McDonnell's Marxism makes him unfit for office

Recently, footage of the Shadow Chancellor, Labour MP John McDonnell, discussing the 2007 Financial Crisis in 2013 has surfaced. The veteran left-wing backbencher was recorded commenting:

We’ve got to demand systemic change. Look, I’m straight, I’m honest with people: I’m a Marxist. This is a classic crisis of the economy – a classic capitalist crisis. I’ve been waiting for this for a generation! For Christ’s sake don’t waste it, you know; let’s use this to explain to people this system based on greed and profit does not work.”

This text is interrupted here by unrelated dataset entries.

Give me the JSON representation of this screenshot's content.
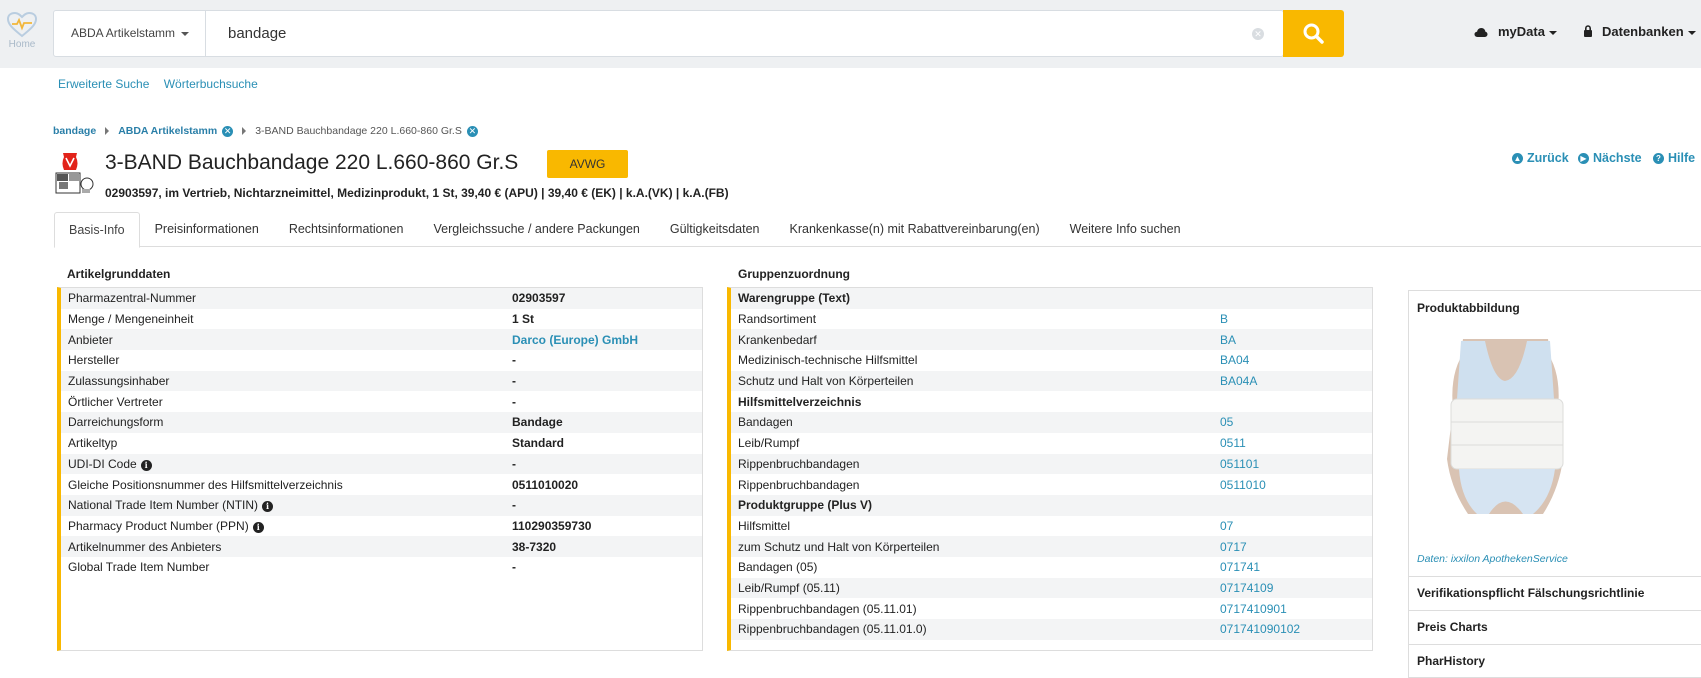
{
  "header": {
    "home_label": "Home",
    "db_select": "ABDA Artikelstamm",
    "search_value": "bandage",
    "mydata": "myData",
    "datenbanken": "Datenbanken"
  },
  "sublinks": [
    "Erweiterte Suche",
    "Wörterbuchsuche"
  ],
  "breadcrumb": {
    "items": [
      "bandage",
      "ABDA Artikelstamm",
      "3-BAND Bauchbandage 220 L.660-860 Gr.S"
    ]
  },
  "product": {
    "title": "3-BAND Bauchbandage 220 L.660-860 Gr.S",
    "badge": "AVWG",
    "subline": "02903597, im Vertrieb, Nichtarzneimittel, Medizinprodukt, 1 St, 39,40 € (APU) | 39,40 € (EK) | k.A.(VK) | k.A.(FB)"
  },
  "nav": {
    "back": "Zurück",
    "next": "Nächste",
    "help": "Hilfe"
  },
  "tabs": [
    "Basis-Info",
    "Preisinformationen",
    "Rechtsinformationen",
    "Vergleichssuche / andere Packungen",
    "Gültigkeitsdaten",
    "Krankenkasse(n) mit Rabattvereinbarung(en)",
    "Weitere Info suchen"
  ],
  "artikel": {
    "title": "Artikelgrunddaten",
    "rows": [
      {
        "k": "Pharmazentral-Nummer",
        "v": "02903597"
      },
      {
        "k": "Menge / Mengeneinheit",
        "v": "1 St"
      },
      {
        "k": "Anbieter",
        "v": "Darco (Europe) GmbH"
      },
      {
        "k": "Hersteller",
        "v": "-"
      },
      {
        "k": "Zulassungsinhaber",
        "v": "-"
      },
      {
        "k": "Örtlicher Vertreter",
        "v": "-"
      },
      {
        "k": "Darreichungsform",
        "v": "Bandage"
      },
      {
        "k": "Artikeltyp",
        "v": "Standard"
      },
      {
        "k": "UDI-DI Code",
        "v": "-"
      },
      {
        "k": "Gleiche Positionsnummer des Hilfsmittelverzeichnis",
        "v": "0511010020"
      },
      {
        "k": "National Trade Item Number (NTIN)",
        "v": "-"
      },
      {
        "k": "Pharmacy Product Number (PPN)",
        "v": "110290359730"
      },
      {
        "k": "Artikelnummer des Anbieters",
        "v": "38-7320"
      },
      {
        "k": "Global Trade Item Number",
        "v": "-"
      }
    ]
  },
  "gruppe": {
    "title": "Gruppenzuordnung",
    "rows": [
      {
        "k": "Warengruppe (Text)",
        "v": ""
      },
      {
        "k": "Randsortiment",
        "v": "B"
      },
      {
        "k": "Krankenbedarf",
        "v": "BA"
      },
      {
        "k": "Medizinisch-technische Hilfsmittel",
        "v": "BA04"
      },
      {
        "k": "Schutz und Halt von Körperteilen",
        "v": "BA04A"
      },
      {
        "k": "Hilfsmittelverzeichnis",
        "v": ""
      },
      {
        "k": "Bandagen",
        "v": "05"
      },
      {
        "k": "Leib/Rumpf",
        "v": "0511"
      },
      {
        "k": "Rippenbruchbandagen",
        "v": "051101"
      },
      {
        "k": "Rippenbruchbandagen",
        "v": "0511010"
      },
      {
        "k": "Produktgruppe (Plus V)",
        "v": ""
      },
      {
        "k": "Hilfsmittel",
        "v": "07"
      },
      {
        "k": "zum Schutz und Halt von Körperteilen",
        "v": "0717"
      },
      {
        "k": "Bandagen (05)",
        "v": "071741"
      },
      {
        "k": "Leib/Rumpf (05.11)",
        "v": "07174109"
      },
      {
        "k": "Rippenbruchbandagen (05.11.01)",
        "v": "0717410901"
      },
      {
        "k": "Rippenbruchbandagen (05.11.01.0)",
        "v": "071741090102"
      }
    ]
  },
  "right": {
    "title": "Produktabbildung",
    "caption": "Daten: ixxilon ApothekenService",
    "items": [
      "Verifikationspflicht Fälschungsrichtlinie",
      "Preis Charts",
      "PharHistory"
    ]
  }
}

McDonnell has come under fire for appearing to revel in an economic crisis that resulted in job losses, recession, and not insignificant suffering. His somewhat glib response was that he was “joking”. In fairness, he probably did not mean that he was delighted by the actual impact of the crisis. That said, his comments do still reveal that he is entirely unsuited to being anywhere near power of any kind, let alone being Chancellor of the Exchequer.

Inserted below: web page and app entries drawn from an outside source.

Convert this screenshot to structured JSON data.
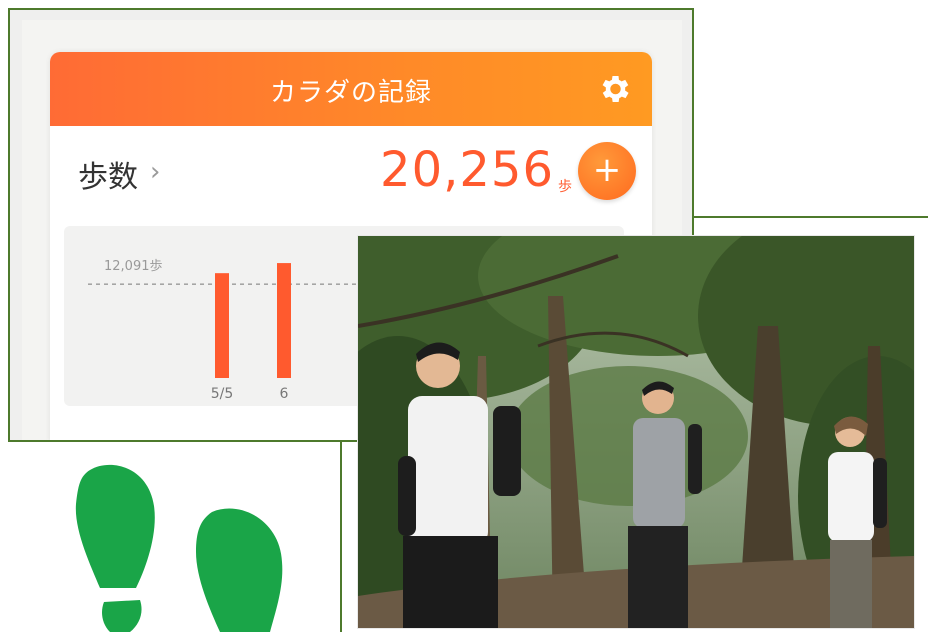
{
  "app": {
    "title": "カラダの記録",
    "settings_icon": "gear-icon",
    "steps_label": "歩数",
    "steps_chevron": "›",
    "steps_value": "20,256",
    "steps_unit": "歩",
    "add_button_label": "+",
    "accent_color": "#ff6b35"
  },
  "chart_data": {
    "type": "bar",
    "average_label": "12,091歩",
    "categories": [
      "5/5",
      "6"
    ],
    "values": [
      13500,
      14800
    ],
    "reference_line": 12091,
    "ylim": [
      0,
      17000
    ],
    "bar_color": "#ff5a2e"
  },
  "decor": {
    "photo": "hikers-on-forest-trail",
    "footprints_color": "#1aa548"
  }
}
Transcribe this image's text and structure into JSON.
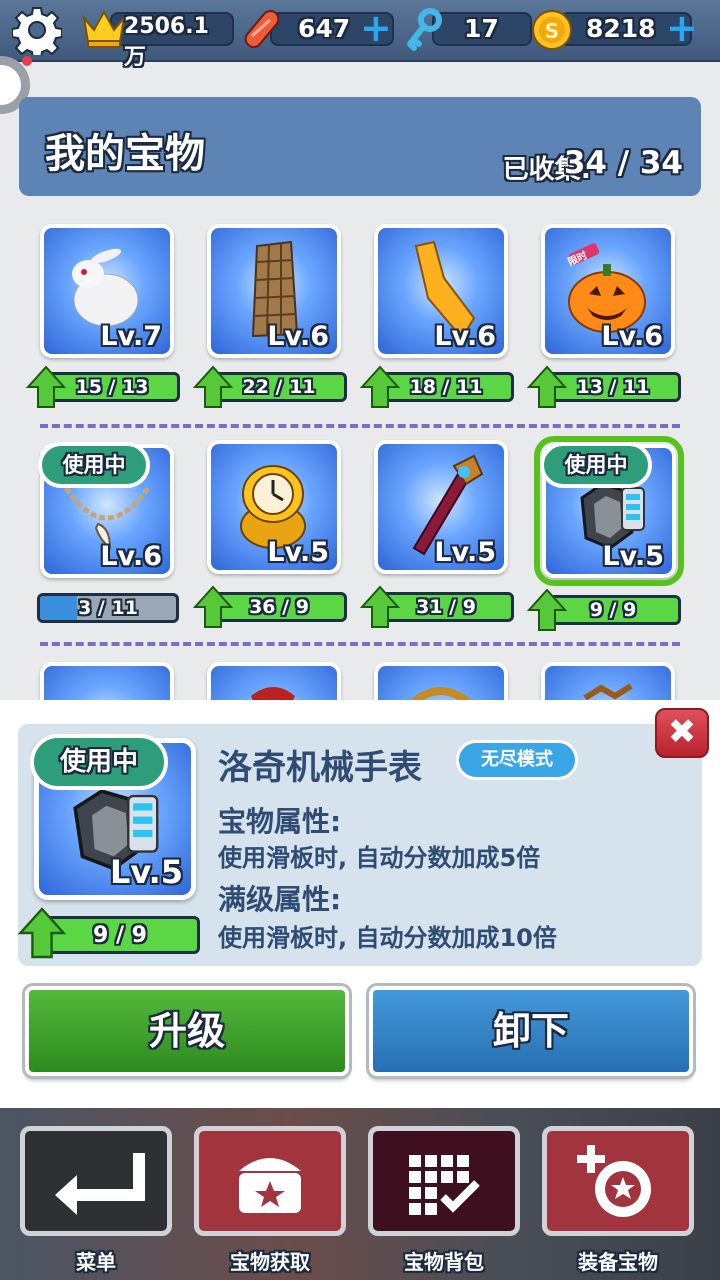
{
  "topbar": {
    "crown_value": "2506.1万",
    "skateboard_value": "647",
    "key_value": "17",
    "coin_value": "8218",
    "plus": "+"
  },
  "header": {
    "title": "我的宝物",
    "collected_label": "已收集:",
    "collected_value": "34 / 34"
  },
  "treasures": [
    {
      "level": "Lv.7",
      "progress": "15 / 13",
      "art": "rabbit"
    },
    {
      "level": "Lv.6",
      "progress": "22 / 11",
      "art": "building"
    },
    {
      "level": "Lv.6",
      "progress": "18 / 11",
      "art": "board"
    },
    {
      "level": "Lv.6",
      "progress": "13 / 11",
      "art": "pumpkin",
      "tag": "限时"
    },
    {
      "level": "Lv.6",
      "progress": "3 / 11",
      "art": "necklace",
      "in_use": "使用中",
      "fill": 0.27
    },
    {
      "level": "Lv.5",
      "progress": "36 / 9",
      "art": "ring"
    },
    {
      "level": "Lv.5",
      "progress": "31 / 9",
      "art": "wand"
    },
    {
      "level": "Lv.5",
      "progress": "9 / 9",
      "art": "watch",
      "in_use": "使用中",
      "selected": true
    }
  ],
  "detail": {
    "in_use": "使用中",
    "level": "Lv.5",
    "progress": "9 / 9",
    "name": "洛奇机械手表",
    "mode": "无尽模式",
    "attr_label": "宝物属性:",
    "attr_text": "使用滑板时, 自动分数加成5倍",
    "max_label": "满级属性:",
    "max_text": "使用滑板时, 自动分数加成10倍",
    "close": "✖"
  },
  "actions": {
    "upgrade": "升级",
    "unequip": "卸下"
  },
  "nav": [
    {
      "label": "菜单",
      "icon": "return-icon"
    },
    {
      "label": "宝物获取",
      "icon": "chest-icon"
    },
    {
      "label": "宝物背包",
      "icon": "grid-check-icon"
    },
    {
      "label": "装备宝物",
      "icon": "equip-icon"
    }
  ],
  "colors": {
    "green": "#54b83b",
    "blue": "#4399d9",
    "selected_outline": "#56c21b"
  }
}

Being a Marxist entails being economically illiterate and historically ignorant. It can, and in McDonnell’s case does, also imply valuing theory over people.

The financial crisis does not require a Marxist framework for explanation. From a reasonable left-wing perspective, it was the result of excessively light-touch regulation and over-reliance on the efficient market hypothesis. A better explanation is that the wrong kind of regulation was in place, which incentivised sub-prime lending. A focus on monetary policy is also instructive, with the Federal Reserve’s ultra-low Interest Rates in the early 2000s contributing to the growth of the housing bubble.

So the crisis does not vindicate Marxism. And Marxism requires extremely good vindication, given its track record, even setting aside the tyranny and massacres that it inspired and justified. Many of its central assumptions, such as the Labour Theory of Value, have been out-dated for over a century. No convincing rebuttal of marginalism has ever been advanced. Marxism’s predictions and theories about class-conflict are, at best, one-dimensional and over-simplified.

The same is true of the demand for “systemic change” and rejection of a system “based on greed and profit”. There are absolutely no success stories (quite literally none). There are no alternatives to the price system and market exchange for organising an economy. There is, of course, plenty of room for debate about what kind of market economy you want. However, whether or not you want to have more worker-owned co-operatives or a more redistributive social democracy, this can only exist within a market-based system. The profit motive is needed as an economic incentive, and greed is a universal feature of human nature that can be harnessed but not eradicated.

Command economies have consistently failed to meet people’s basic needs and have inevitably collapsed because it is impossible to circumvent the need for price signals and giving economic actors the freedom to utilise dispersed knowledge. Fantasies about a magical ‘gift economy’ remain fantasies.

Regardless of whether or not McDonnell really had been salivating over the prospect of economic collapse, his conception of it as a necessary step towards achieving Marxist systemic change is revealing. The problems of real people in the here and now are perhaps an unfortunate inconvenience, but they remain trivial compared to the heroic narrative of the workers of the world throwing off the shackles of reality.